THE POPULAR SCIENCE MONTHLY.

varied kinds, both in the matter of form and plumage. One of the most evident types exemplifying the kinship between the Caprimulgi and the owls is the extraordinary species found in the caves of Caripe in South America and in Trinidad. This is the well-known "oil bird," the Steatornis caripensis of science, and also called the guacharo by the natives, who enter every season the caves where it breeds to collect the young. This is done to obtain the grease by trying out their fat-laden bodies, and thus the species has a certain economical importance. In its structure Steatornis is much like some owls, and its two to four white eggs, laid

PSM V44 D324 The whip poor will a vociferus.jpg
Fig. 2.—The Whip-poor-will (A. vociferus)♂. Drawn by the author and much reduced.

in a nest built by the bird of clay, closely resemble the eggs of certain birds of that group.
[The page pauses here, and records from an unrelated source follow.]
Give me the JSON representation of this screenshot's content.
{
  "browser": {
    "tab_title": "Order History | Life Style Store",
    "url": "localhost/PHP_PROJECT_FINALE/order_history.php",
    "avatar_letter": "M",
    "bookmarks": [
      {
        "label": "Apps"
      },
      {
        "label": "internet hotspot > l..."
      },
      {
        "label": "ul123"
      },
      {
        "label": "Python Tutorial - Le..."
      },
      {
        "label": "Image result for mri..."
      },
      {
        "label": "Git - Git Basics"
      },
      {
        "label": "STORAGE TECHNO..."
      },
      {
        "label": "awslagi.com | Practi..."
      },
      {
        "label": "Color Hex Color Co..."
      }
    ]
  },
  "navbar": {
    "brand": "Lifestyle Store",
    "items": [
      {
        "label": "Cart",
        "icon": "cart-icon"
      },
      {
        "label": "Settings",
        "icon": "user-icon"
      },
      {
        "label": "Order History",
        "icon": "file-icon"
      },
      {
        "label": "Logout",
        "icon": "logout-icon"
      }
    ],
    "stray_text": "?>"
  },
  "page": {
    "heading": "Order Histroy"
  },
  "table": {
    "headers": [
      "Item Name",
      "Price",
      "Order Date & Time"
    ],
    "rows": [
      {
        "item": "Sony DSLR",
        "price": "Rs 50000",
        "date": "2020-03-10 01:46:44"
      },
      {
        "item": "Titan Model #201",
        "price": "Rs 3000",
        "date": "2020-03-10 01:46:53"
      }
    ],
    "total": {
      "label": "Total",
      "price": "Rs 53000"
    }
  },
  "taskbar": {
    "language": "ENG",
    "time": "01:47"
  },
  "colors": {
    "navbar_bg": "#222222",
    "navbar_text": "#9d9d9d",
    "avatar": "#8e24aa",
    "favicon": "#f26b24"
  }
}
Likewise it is nocturnal in habit, and markedly differs from the average goatsucker inasmuch as it feeds upon fruit and certain oily nuts. Structurally it has been examined with some care by the British anatomist Garrod, who fully appreciated its relation to the owls. Well it may be said that most owls have long legs which they can use to full advantage, which our night hawks and whip-poor-wills do not possess, those members being so short in them that they can only shuffle over the ground with difficulty. Yes, but there is also a Central and South American species of goatsucker, with legs so long that it can run upon terra firma with all the swiftness and ease of one of